[Data about app and page elements]
________________________________________
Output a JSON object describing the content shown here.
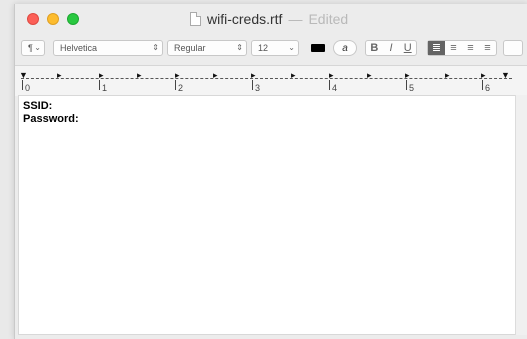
{
  "window": {
    "filename": "wifi-creds.rtf",
    "separator": "—",
    "status": "Edited"
  },
  "toolbar": {
    "paragraph_style": "¶",
    "font_family": "Helvetica",
    "font_style": "Regular",
    "font_size": "12",
    "text_color": "#000000",
    "highlight_glyph": "a",
    "bold": "B",
    "italic": "I",
    "underline": "U",
    "align_icons": [
      "≣",
      "≡",
      "≡",
      "≡"
    ]
  },
  "ruler": {
    "numbers": [
      "0",
      "1",
      "2",
      "3",
      "4",
      "5",
      "6"
    ]
  },
  "document": {
    "lines": [
      "SSID:",
      "Password:"
    ]
  }
}
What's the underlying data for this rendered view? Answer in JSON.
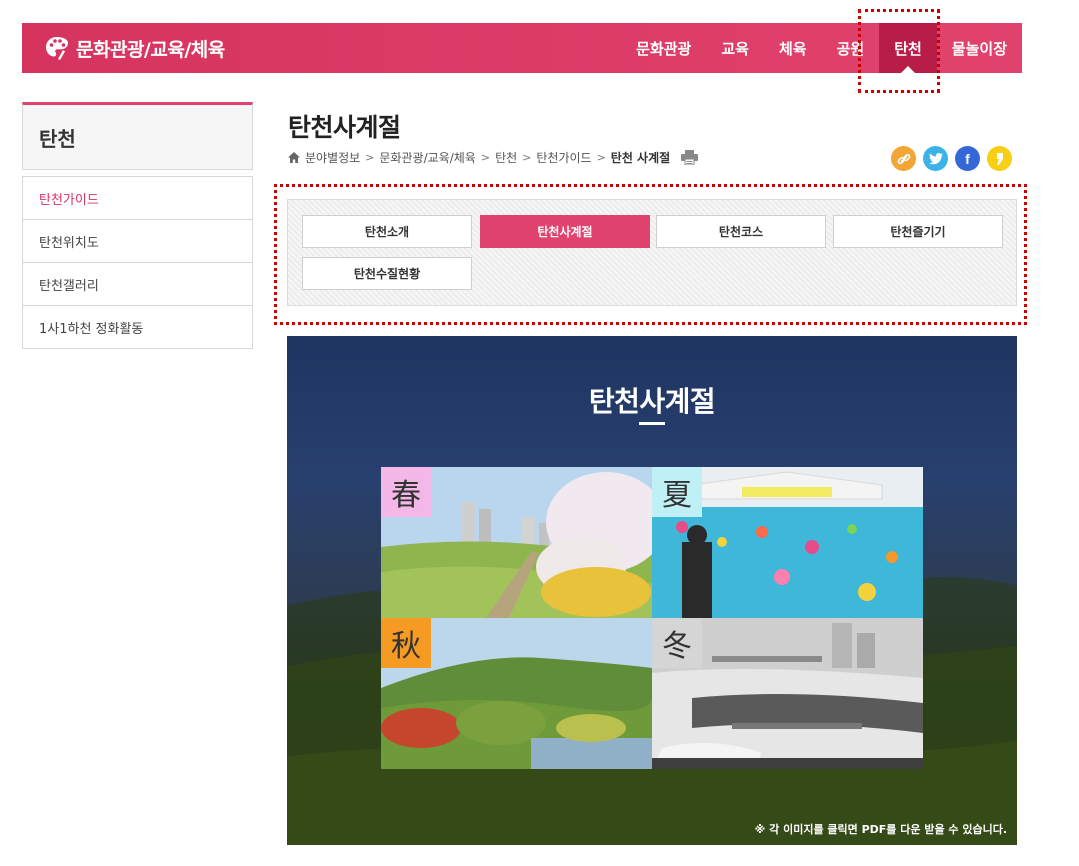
{
  "header": {
    "logo_text": "문화관광/교육/체육",
    "nav": [
      "문화관광",
      "교육",
      "체육",
      "공원",
      "탄천",
      "물놀이장"
    ],
    "active_nav": "탄천",
    "accent": "#e0436d"
  },
  "sidebar": {
    "title": "탄천",
    "items": [
      {
        "label": "탄천가이드",
        "active": true
      },
      {
        "label": "탄천위치도"
      },
      {
        "label": "탄천갤러리"
      },
      {
        "label": "1사1하천 정화활동"
      }
    ]
  },
  "content": {
    "title": "탄천사계절",
    "breadcrumb": [
      "분야별정보",
      "문화관광/교육/체육",
      "탄천",
      "탄천가이드",
      "탄천 사계절"
    ],
    "share_icons": [
      "link-icon",
      "twitter-icon",
      "facebook-icon",
      "kakaostory-icon"
    ],
    "tabs": [
      {
        "label": "탄천소개"
      },
      {
        "label": "탄천사계절",
        "active": true
      },
      {
        "label": "탄천코스"
      },
      {
        "label": "탄천즐기기"
      },
      {
        "label": "탄천수질현황"
      }
    ]
  },
  "visual": {
    "title": "탄천사계절",
    "seasons": [
      {
        "char": "春",
        "color": "#f3b8e8"
      },
      {
        "char": "夏",
        "color": "#bff0f5"
      },
      {
        "char": "秋",
        "color": "#f59a22"
      },
      {
        "char": "冬",
        "color": "#d5d5d5"
      }
    ],
    "notice": "※ 각 이미지를 클릭면 PDF를 다운 받을 수 있습니다."
  }
}
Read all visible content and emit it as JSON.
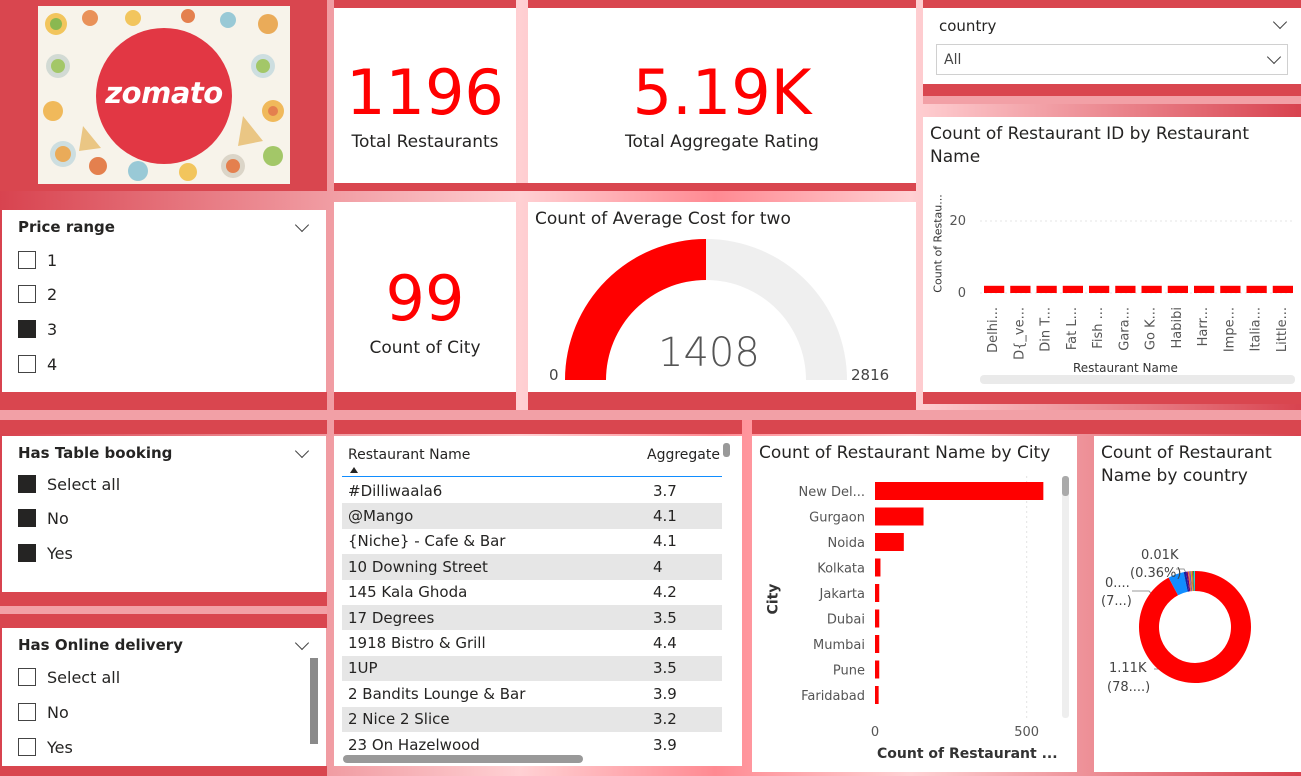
{
  "logo": {
    "text": "zomato",
    "color": "#e23744"
  },
  "kpis": {
    "total_restaurants": {
      "value": "1196",
      "label": "Total Restaurants"
    },
    "total_rating": {
      "value": "5.19K",
      "label": "Total Aggregate Rating"
    },
    "count_city": {
      "value": "99",
      "label": "Count of City"
    }
  },
  "country_slicer": {
    "title": "country",
    "selected": "All"
  },
  "price_slicer": {
    "title": "Price range",
    "options": [
      {
        "label": "1",
        "checked": false
      },
      {
        "label": "2",
        "checked": false
      },
      {
        "label": "3",
        "checked": true
      },
      {
        "label": "4",
        "checked": false
      }
    ]
  },
  "table_booking_slicer": {
    "title": "Has Table booking",
    "options": [
      {
        "label": "Select all",
        "checked": true
      },
      {
        "label": "No",
        "checked": true
      },
      {
        "label": "Yes",
        "checked": true
      }
    ]
  },
  "online_delivery_slicer": {
    "title": "Has Online delivery",
    "options": [
      {
        "label": "Select all",
        "checked": false
      },
      {
        "label": "No",
        "checked": false
      },
      {
        "label": "Yes",
        "checked": false
      }
    ]
  },
  "gauge": {
    "title": "Count of Average Cost for two",
    "value": 1408,
    "min": 0,
    "max": 2816,
    "value_label": "1408",
    "min_label": "0",
    "max_label": "2816"
  },
  "table": {
    "columns": [
      "Restaurant Name",
      "Aggregate"
    ],
    "rows": [
      [
        "#Dilliwaala6",
        "3.7"
      ],
      [
        "@Mango",
        "4.1"
      ],
      [
        "{Niche} - Cafe & Bar",
        "4.1"
      ],
      [
        "10 Downing Street",
        "4"
      ],
      [
        "145 Kala Ghoda",
        "4.2"
      ],
      [
        "17 Degrees",
        "3.5"
      ],
      [
        "1918 Bistro & Grill",
        "4.4"
      ],
      [
        "1UP",
        "3.5"
      ],
      [
        "2 Bandits Lounge & Bar",
        "3.9"
      ],
      [
        "2 Nice 2 Slice",
        "3.2"
      ],
      [
        "23 On Hazelwood",
        "3.9"
      ]
    ]
  },
  "chart_data": [
    {
      "type": "bar",
      "title": "Count of Restaurant ID by Restaurant Name",
      "xlabel": "Restaurant Name",
      "ylabel": "Count of Restau...",
      "categories": [
        "Delhi...",
        "D{_ve...",
        "Din T...",
        "Fat L...",
        "Fish ...",
        "Gara...",
        "Go K...",
        "Habibi",
        "Harr...",
        "Impe...",
        "Italia...",
        "Little..."
      ],
      "values": [
        2,
        2,
        2,
        2,
        2,
        2,
        2,
        2,
        2,
        2,
        2,
        2
      ],
      "yticks": [
        "0",
        "20"
      ],
      "ylim": [
        0,
        20
      ],
      "color": "#ff0000"
    },
    {
      "type": "bar",
      "orientation": "horizontal",
      "title": "Count of Restaurant Name by City",
      "xlabel": "Count of Restaurant ...",
      "ylabel": "City",
      "categories": [
        "New Del...",
        "Gurgaon",
        "Noida",
        "Kolkata",
        "Jakarta",
        "Dubai",
        "Mumbai",
        "Pune",
        "Faridabad"
      ],
      "values": [
        555,
        160,
        95,
        18,
        14,
        14,
        14,
        14,
        12
      ],
      "xticks": [
        "0",
        "500"
      ],
      "xlim": [
        0,
        600
      ],
      "color": "#ff0000"
    },
    {
      "type": "pie",
      "title": "Count of Restaurant Name by country",
      "slices": [
        {
          "value": 1110,
          "color": "#ff0000"
        },
        {
          "value": 55,
          "color": "#118dff"
        },
        {
          "value": 8,
          "color": "#12239e"
        },
        {
          "value": 6,
          "color": "#6b007b"
        },
        {
          "value": 5,
          "color": "#e66c37"
        },
        {
          "value": 5,
          "color": "#744ec2"
        },
        {
          "value": 4,
          "color": "#d9b300"
        },
        {
          "value": 4,
          "color": "#d64550"
        },
        {
          "value": 4,
          "color": "#1aab40"
        },
        {
          "value": 3,
          "color": "#15c6f4"
        }
      ],
      "labels": [
        {
          "line1": "0.01K",
          "line2": "(0.36%)"
        },
        {
          "line1": "0....",
          "line2": "(7...)"
        },
        {
          "line1": "1.11K",
          "line2": "(78....)"
        }
      ]
    }
  ]
}
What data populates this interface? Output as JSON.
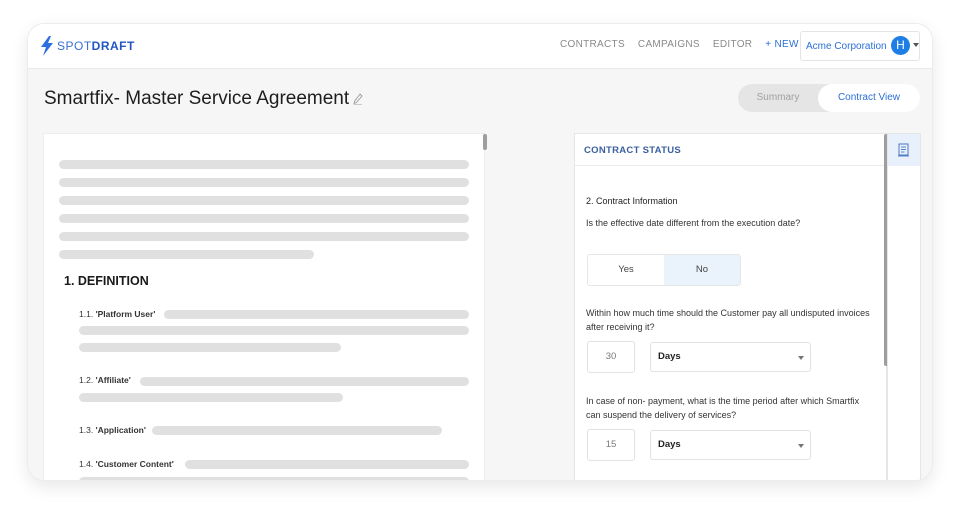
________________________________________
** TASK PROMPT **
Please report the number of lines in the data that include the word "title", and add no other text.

** TASK RESULT **
11